(Data about app and page elements)
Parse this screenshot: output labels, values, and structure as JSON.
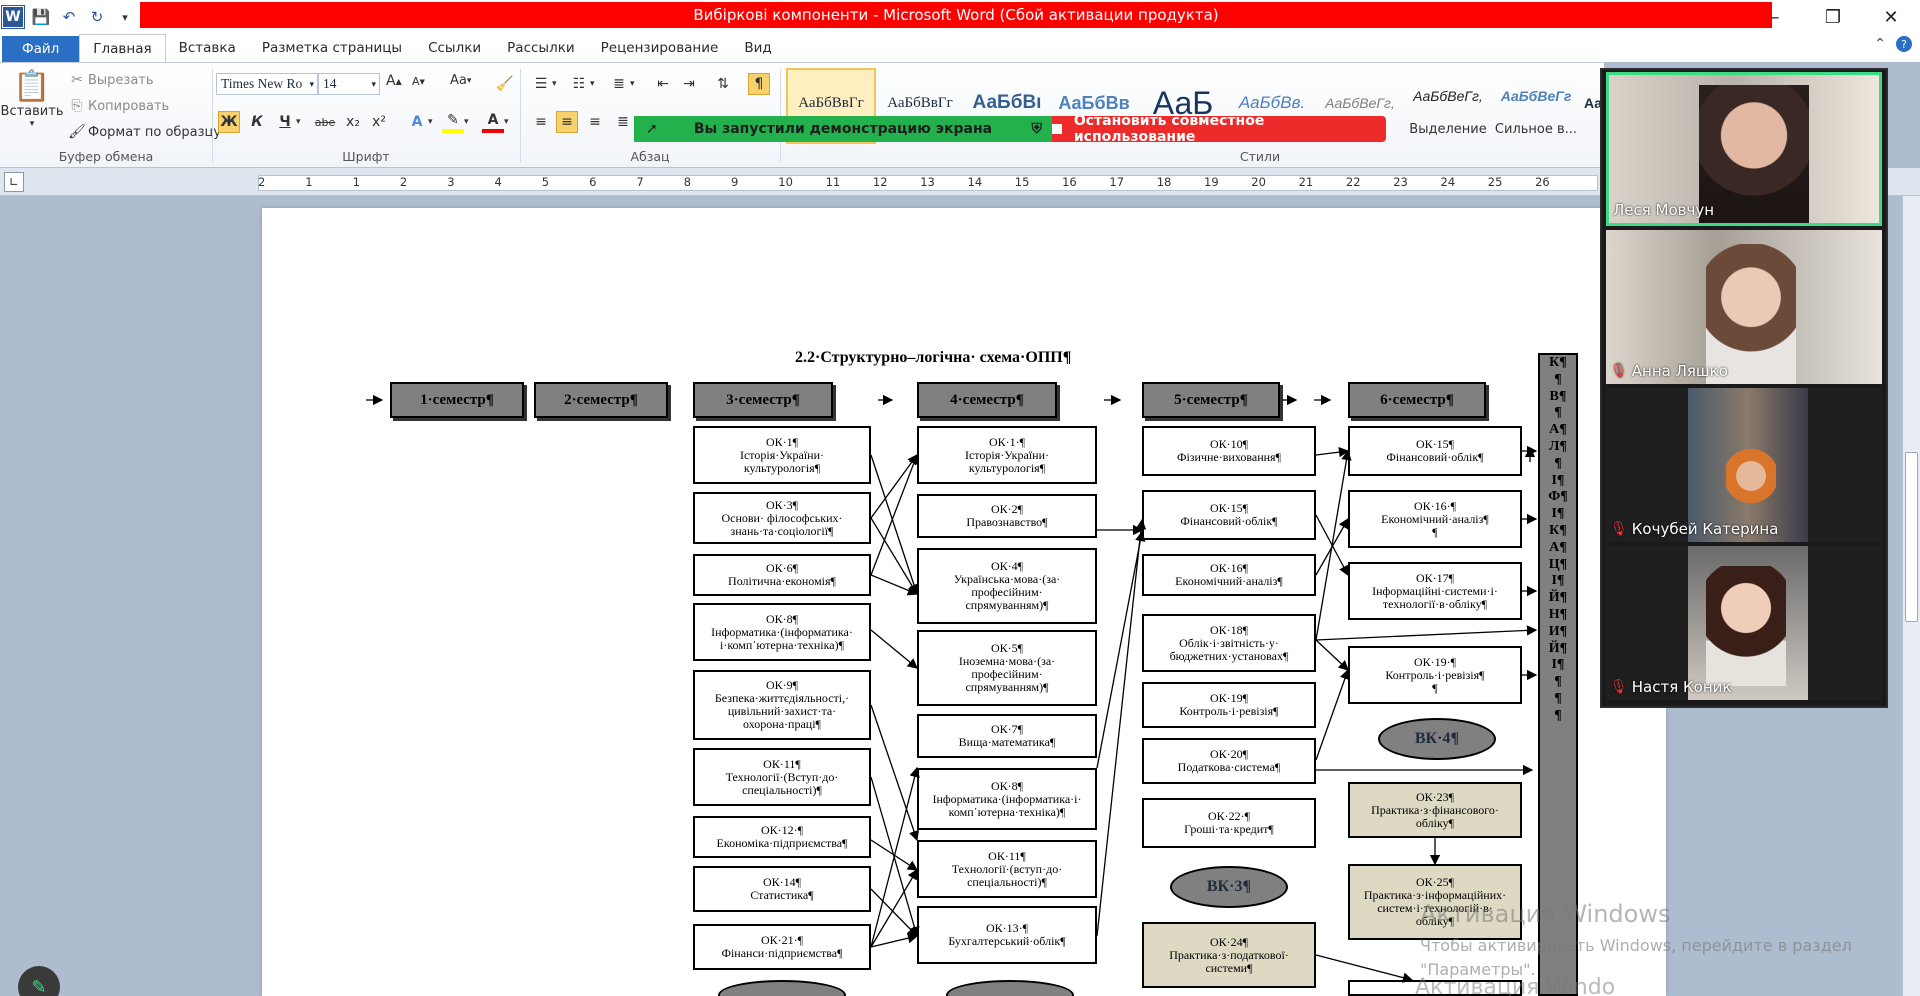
{
  "window": {
    "title": "Вибіркові компоненти - Microsoft Word (Сбой активации продукта)",
    "controls": [
      "–",
      "❐",
      "✕"
    ]
  },
  "qat": {
    "logo": "W",
    "save": "💾",
    "undo": "↶",
    "redo": "↻",
    "customize": "▾"
  },
  "tabs": {
    "file": "Файл",
    "items": [
      "Главная",
      "Вставка",
      "Разметка страницы",
      "Ссылки",
      "Рассылки",
      "Рецензирование",
      "Вид"
    ]
  },
  "ribbon": {
    "clipboard": {
      "paste": "Вставить",
      "cut": "Вырезать",
      "copy": "Копировать",
      "format_painter": "Формат по образцу",
      "label": "Буфер обмена"
    },
    "font": {
      "name": "Times New Ro",
      "size": "14",
      "bold": "Ж",
      "italic": "К",
      "underline": "Ч",
      "strike": "abe",
      "sub": "x₂",
      "sup": "x²",
      "grow": "A",
      "shrink": "A",
      "case": "Aa",
      "label": "Шрифт"
    },
    "paragraph": {
      "label": "Абзац",
      "pilcrow": "¶"
    },
    "styles": {
      "label": "Стили",
      "items": [
        {
          "preview": "АаБбВвГг",
          "name": ""
        },
        {
          "preview": "АаБбВвГг",
          "name": ""
        },
        {
          "preview": "АаБбВı",
          "name": ""
        },
        {
          "preview": "АаБбВв",
          "name": ""
        },
        {
          "preview": "АаБ",
          "name": ""
        },
        {
          "preview": "АаБбВв.",
          "name": ""
        },
        {
          "preview": "АаБбВеГг,",
          "name": ""
        },
        {
          "preview": "АаБбВеГг,",
          "name": "Выделение"
        },
        {
          "preview": "АаБбВеГг",
          "name": "Сильное в..."
        },
        {
          "preview": "Аа",
          "name": ""
        }
      ]
    }
  },
  "share": {
    "started": "Вы запустили демонстрацию экрана",
    "stop": "Остановить совместное использование"
  },
  "ruler": {
    "labels": [
      "2",
      "1",
      "1",
      "2",
      "3",
      "4",
      "5",
      "6",
      "7",
      "8",
      "9",
      "10",
      "11",
      "12",
      "13",
      "14",
      "15",
      "16",
      "17",
      "18",
      "19",
      "20",
      "21",
      "22",
      "23",
      "24",
      "25",
      "26"
    ]
  },
  "doc": {
    "heading": "2.2·Структурно–логічна· схема·ОПП¶",
    "semesters": [
      "1·семестр¶",
      "2·семестр¶",
      "3·семестр¶",
      "4·семестр¶",
      "5·семестр¶",
      "6·семестр¶"
    ],
    "col3": [
      [
        "ОК·1¶",
        "Історія·України·",
        "культурологія¶"
      ],
      [
        "ОК·3¶",
        "Основи· філософських·",
        "знань·та·соціології¶"
      ],
      [
        "ОК·6¶",
        "Політична·економія¶"
      ],
      [
        "ОК·8¶",
        "Інформатика·(інформатика·",
        "і·комп᾿ютерна·техніка)¶"
      ],
      [
        "ОК·9¶",
        "Безпека·життєдіяльності,·",
        "цивільний·захист·та·",
        "охорона·праці¶"
      ],
      [
        "ОК·11¶",
        "Технології·(Вступ·до·",
        "спеціальності)¶"
      ],
      [
        "ОК·12·¶",
        "Економіка·підприємства¶"
      ],
      [
        "ОК·14¶",
        "Статистика¶"
      ],
      [
        "ОК·21·¶",
        "Фінанси·підприємства¶"
      ]
    ],
    "col4": [
      [
        "ОК·1·¶",
        "Історія·України·",
        "культурологія¶"
      ],
      [
        "ОК·2¶",
        "Правознавство¶"
      ],
      [
        "ОК·4¶",
        "Українська·мова·(за·",
        "професійним·",
        "спрямуванням)¶"
      ],
      [
        "ОК·5¶",
        "Іноземна·мова·(за·",
        "професійним·",
        "спрямуванням)¶"
      ],
      [
        "ОК·7¶",
        "Вища·математика¶"
      ],
      [
        "ОК·8¶",
        "Інформатика·(інформатика·і·",
        "комп᾿ютерна·техніка)¶"
      ],
      [
        "ОК·11¶",
        "Технології·(вступ·до·",
        "спеціальності)¶"
      ],
      [
        "ОК·13·¶",
        "Бухгалтерський·облік¶"
      ]
    ],
    "col5": [
      [
        "ОК·10¶",
        "Фізичне·виховання¶"
      ],
      [
        "ОК·15¶",
        "Фінансовий·облік¶"
      ],
      [
        "ОК·16¶",
        "Економічний·аналіз¶"
      ],
      [
        "ОК·18¶",
        "Облік·і·звітність·у·",
        "бюджетних·установах¶"
      ],
      [
        "ОК·19¶",
        "Контроль·і·ревізія¶"
      ],
      [
        "ОК·20¶",
        "Податкова·система¶"
      ],
      [
        "ОК·22·¶",
        "Гроші·та·кредит¶"
      ]
    ],
    "col5_oval": "ВК·3¶",
    "col5_practice": [
      "ОК·24¶",
      "Практика·з·податкової·",
      "системи¶"
    ],
    "col6": [
      [
        "ОК·15¶",
        "Фінансовий·облік¶"
      ],
      [
        "ОК·16·¶",
        "Економічний·аналіз¶",
        "¶"
      ],
      [
        "ОК·17¶",
        "Інформаційні·системи·і·",
        "технології·в·обліку¶"
      ],
      [
        "ОК·19·¶",
        "Контроль·і·ревізія¶",
        "¶"
      ]
    ],
    "col6_oval": "ВК·4¶",
    "col6_practice": [
      [
        "ОК·23¶",
        "Практика·з·фінансового·",
        "обліку¶"
      ],
      [
        "ОК·25¶",
        "Практика·з·інформаційних·",
        "систем·і·технологій·в·",
        "обліку¶"
      ]
    ],
    "vertical_text": [
      "К¶",
      "¶",
      "В¶",
      "¶",
      "А¶",
      "Л¶",
      "¶",
      "І¶",
      "Ф¶",
      "І¶",
      "К¶",
      "А¶",
      "Ц¶",
      "І¶",
      "Й¶",
      "Н¶",
      "И¶",
      "Й¶",
      "І¶",
      "¶",
      "¶",
      "¶"
    ]
  },
  "participants": [
    {
      "name": "Леся Мовчун",
      "muted": false,
      "active": true
    },
    {
      "name": "Анна Ляшко",
      "muted": true,
      "active": false
    },
    {
      "name": "Кочубей Катерина",
      "muted": true,
      "active": false
    },
    {
      "name": "Настя Коник",
      "muted": true,
      "active": false
    }
  ],
  "watermark": {
    "line1": "Активация Windows",
    "line2": "Чтобы активировать Windows, перейдите в раздел",
    "line3": "\"Параметры\".",
    "line4": "Активация Windo"
  }
}
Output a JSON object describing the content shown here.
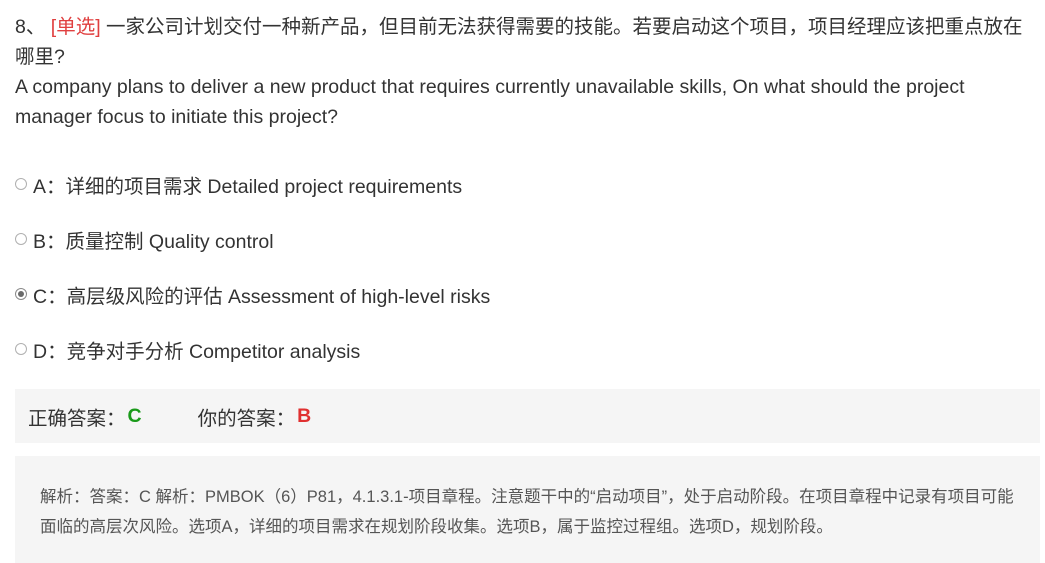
{
  "question": {
    "number": "8、",
    "tag": "[单选]",
    "text_cn": "一家公司计划交付一种新产品，但目前无法获得需要的技能。若要启动这个项目，项目经理应该把重点放在哪里?",
    "text_en": "A company plans to deliver a new product that requires currently unavailable skills, On what should the project manager focus to initiate this project?"
  },
  "options": [
    {
      "letter": "A",
      "text": "A：详细的项目需求 Detailed project requirements",
      "selected": false
    },
    {
      "letter": "B",
      "text": "B：质量控制 Quality control",
      "selected": false
    },
    {
      "letter": "C",
      "text": "C：高层级风险的评估 Assessment of high-level risks",
      "selected": true
    },
    {
      "letter": "D",
      "text": "D：竞争对手分析 Competitor analysis",
      "selected": false
    }
  ],
  "answer": {
    "correct_label": "正确答案：",
    "correct_value": "C",
    "your_label": "你的答案：",
    "your_value": "B",
    "correct_color": "#1a9a1a",
    "wrong_color": "#e03030"
  },
  "analysis": {
    "text": "解析：答案：C 解析：PMBOK（6）P81，4.1.3.1-项目章程。注意题干中的“启动项目”，处于启动阶段。在项目章程中记录有项目可能面临的高层次风险。选项A，详细的项目需求在规划阶段收集。选项B，属于监控过程组。选项D，规划阶段。"
  }
}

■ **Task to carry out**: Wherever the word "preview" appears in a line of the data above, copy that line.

■ **Written answer**:
          "preview": "АаБбВвГг",
          "preview": "АаБбВвГг",
          "preview": "АаБбВı",
          "preview": "АаБбВв",
          "preview": "АаБ",
          "preview": "АаБбВв.",
          "preview": "АаБбВеГг,",
          "preview": "АаБбВеГг,",
          "preview": "АаБбВеГг",
          "preview": "Аа",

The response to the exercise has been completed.